BOTOX injections for dysphonia / laryngeal spasm
Gastroesophageal reflux disease (GERD)
Professional singers and speakers
Gastroesophageal Reflux Disease (GERD)
Although acid reflux (when stomach acid washes up and irritates your throat) is a disorder of the stomach and esophagus, some of its symptoms can present as problems in the throat. Chronic cough, hoarseness, sensation of "a lump in the throat", trouble swallowing, sour or acid taste or recurrent sore throat are some of the symptoms that may lead to a consultation with an otolaryngologist.
You can ease your symptoms by making some simple diet and lifestyle changes. Try these tips:
- Avoid fatty foods and spicy foods; eat fewer acidic foods, such as citrus and tomato-based foods;
- Limit alcohol, caffeine and fizzy beverages and try limiting chocolate.
- Eat dinner 3-4 hours before you lie down and do not snack after dinner.
- Raising your head and upper body by 6" to 8" helps limit reflux when you are lying down. Place a foam wedge under the head of your mattress.
- Lose weight if you need to
- Don't exercise near bedtime
- Limit aspirin and ibuprofen
- Avoid tight-fitting clothes, such as pants or pantyhose with tight waistbands
- Stop smoking
If necessary, there may be medication that can help you. In some cases you may be referred to a general surgeon or a gastroenterologist (a doctor who treats digestive problems) for more tests and treatment.
Botox Injections for Dysphonia
Patients with voice disorders, particularly trouble with swallowing and a condition known as spasmodic dysphonia, are treated in our office.
Spasmodic dysphonia is a neurologic disorder that science does not yet know the cause or exactly how it works. There seems to be some emerging research that points to a problem in the feedback loop between the brain and the voice box. This may result in a spasm of the muscles that bring the vocal folds together for speaking.
We have been treating this disorder with Botox injections for over 15 years and have had over a 90% success rate. These are simple office procedures that are done utilizing the latest equipment, particularly with electromyography to target the specific muscles that are causing the problem. The medication works by weakening the muscle into which it is injected. The botulinum injection is only temporary and you need to make a return trip for another injection.
Care of the Professional Voice
Care of the professional voice is a multifaceted process, starting with state-of-the art diagnostic technique, speech therapy and medical/surgical treatment.

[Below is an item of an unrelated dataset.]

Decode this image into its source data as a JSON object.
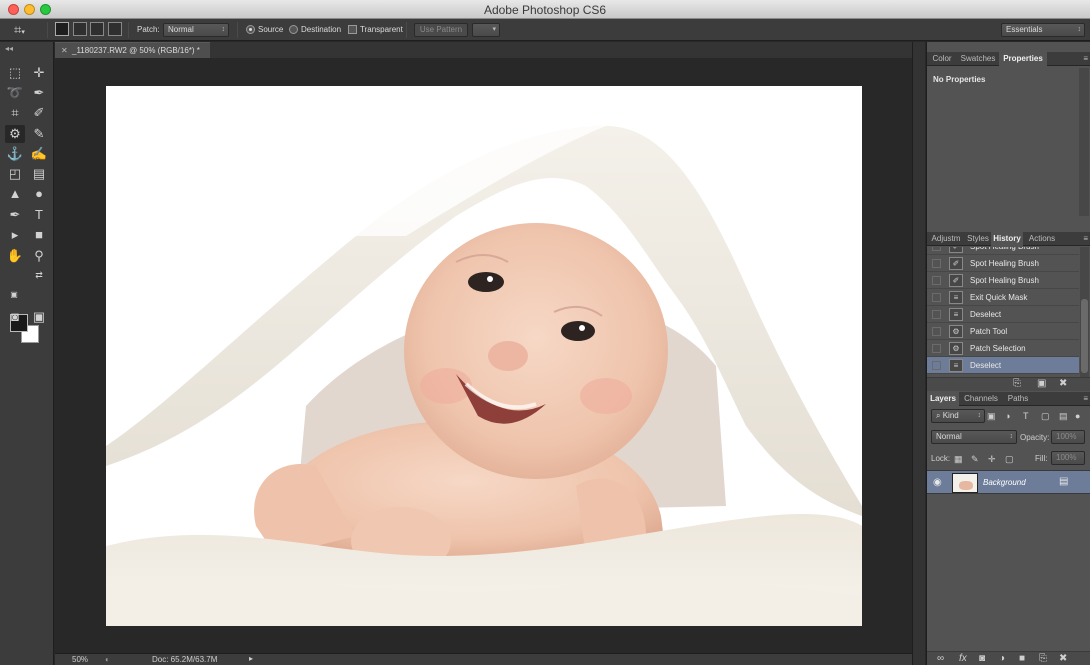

Voice disorders range from overuse of certain muscles, known as muscle tension dysphonia, to scarring of the vibrating membrane of the vocal cord. The latter category includes singers' nodules, vocal cord polyps and tethering of the vibrating membrane to the underlying muscle (sulcus vocalis). Singers' nodules, which are most common, are curable with speech therapy in over 95% of cases. Polyps and sulcus vocalis require out-patient surgery in order to restore the normal vibratory function of the vocal cord. Speech therapy is often used after this surgery to help prevent recurrence.
Our office provides the newest technology in diagnosing vocal cord problems. Along with our laryngologist, we can provide our patients with speech and singing therapy.